“So, the Copyright Office has completely ignored the testing industry and set up its new procedures without any input from the only group using the secure test registration process,” explained Thiemann.

Under the new rule, applicants must, among other things, submit an online application, a redacted copy of the entire test, and a brief questionnaire about the test through the electronic registration system. This procedure will allow the Office to pre-screen an application to determine whether the work qualifies as a secure test. Only applicants whose works qualify will be granted an in-person examination appointment at the Copyright Office. During the appointment, the Office will examine the test as a whole to determine if it contains sufficient copyrightable authorship. The Office will no longer examine databases of items used to create individual secure tests under the special procedure for secure tests.  In short, item banks (and test item databases) will no longer be registered because the applicant cannot present for examination a “complete copy” of the test. 

“This change,” Thiemann reported, “represents a devastating blow to owners of computer-based and computer-adaptive tests, computer-mastery tests, and linear on-the-fly tests.”

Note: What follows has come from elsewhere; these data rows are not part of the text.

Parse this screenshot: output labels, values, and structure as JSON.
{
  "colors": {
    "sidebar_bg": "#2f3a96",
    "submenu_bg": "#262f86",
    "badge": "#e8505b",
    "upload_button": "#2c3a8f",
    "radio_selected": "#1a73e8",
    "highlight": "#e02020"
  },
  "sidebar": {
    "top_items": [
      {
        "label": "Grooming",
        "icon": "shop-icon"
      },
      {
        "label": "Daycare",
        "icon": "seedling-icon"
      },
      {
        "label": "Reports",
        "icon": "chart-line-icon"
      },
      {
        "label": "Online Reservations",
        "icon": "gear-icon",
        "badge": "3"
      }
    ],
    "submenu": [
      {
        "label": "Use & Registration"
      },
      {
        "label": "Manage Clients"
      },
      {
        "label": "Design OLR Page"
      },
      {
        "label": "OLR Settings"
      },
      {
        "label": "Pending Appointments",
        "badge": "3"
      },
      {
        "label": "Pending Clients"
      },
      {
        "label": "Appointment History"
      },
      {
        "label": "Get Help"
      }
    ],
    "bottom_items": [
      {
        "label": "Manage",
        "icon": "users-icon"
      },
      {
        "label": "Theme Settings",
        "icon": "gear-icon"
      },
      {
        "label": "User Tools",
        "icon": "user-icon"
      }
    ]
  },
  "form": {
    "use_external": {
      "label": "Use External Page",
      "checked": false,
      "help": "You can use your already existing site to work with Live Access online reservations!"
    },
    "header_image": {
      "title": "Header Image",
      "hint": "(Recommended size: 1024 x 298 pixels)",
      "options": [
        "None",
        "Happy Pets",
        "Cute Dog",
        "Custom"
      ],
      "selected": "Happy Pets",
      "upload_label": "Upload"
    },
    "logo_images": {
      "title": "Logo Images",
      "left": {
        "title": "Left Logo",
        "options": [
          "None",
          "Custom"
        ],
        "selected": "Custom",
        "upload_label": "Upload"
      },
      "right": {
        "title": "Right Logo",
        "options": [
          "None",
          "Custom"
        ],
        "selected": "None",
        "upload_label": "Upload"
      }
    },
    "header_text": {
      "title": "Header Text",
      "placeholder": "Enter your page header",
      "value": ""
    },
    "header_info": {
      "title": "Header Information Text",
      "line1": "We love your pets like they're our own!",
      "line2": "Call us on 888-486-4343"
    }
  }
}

On this point, the Copyright Office determined that item banks and item databases “cannot be considered a secure test” [Notice at 26851] and thus, the secure test registration process cannot be used. “This result,” said Thiemann, “is based on the Office’s misunderstanding of testing technology as well as its failure to understand the distinction between a content owner and the organization that owns software used in the administration of such tests.”

Thiemann reiterated that, “although the Copyright Office is obviously out of step with the tremendous amount of technical innovation that has taken place within the testing industry since the days of paper-based assessments, its most egregious action is making these new procedures effective on July 12, without waiting for public comments to be submitted, and then considered, in writing the final rules.”

Thiemann submitted a letter on behalf of ATP in which he notified the Copyright Office that,  “ATP fully intends to avail itself of the December 11 comment date in order to provide the Office with factual evidence to document that substance of the proposed new procedures are infirm”. [Read the complete letter here]

ATP CEO William G. Harris said that ATP will continue to monitor the situation and report back to ATP members. [Members with questions can reach out to Alan Thiemann at [email protected]]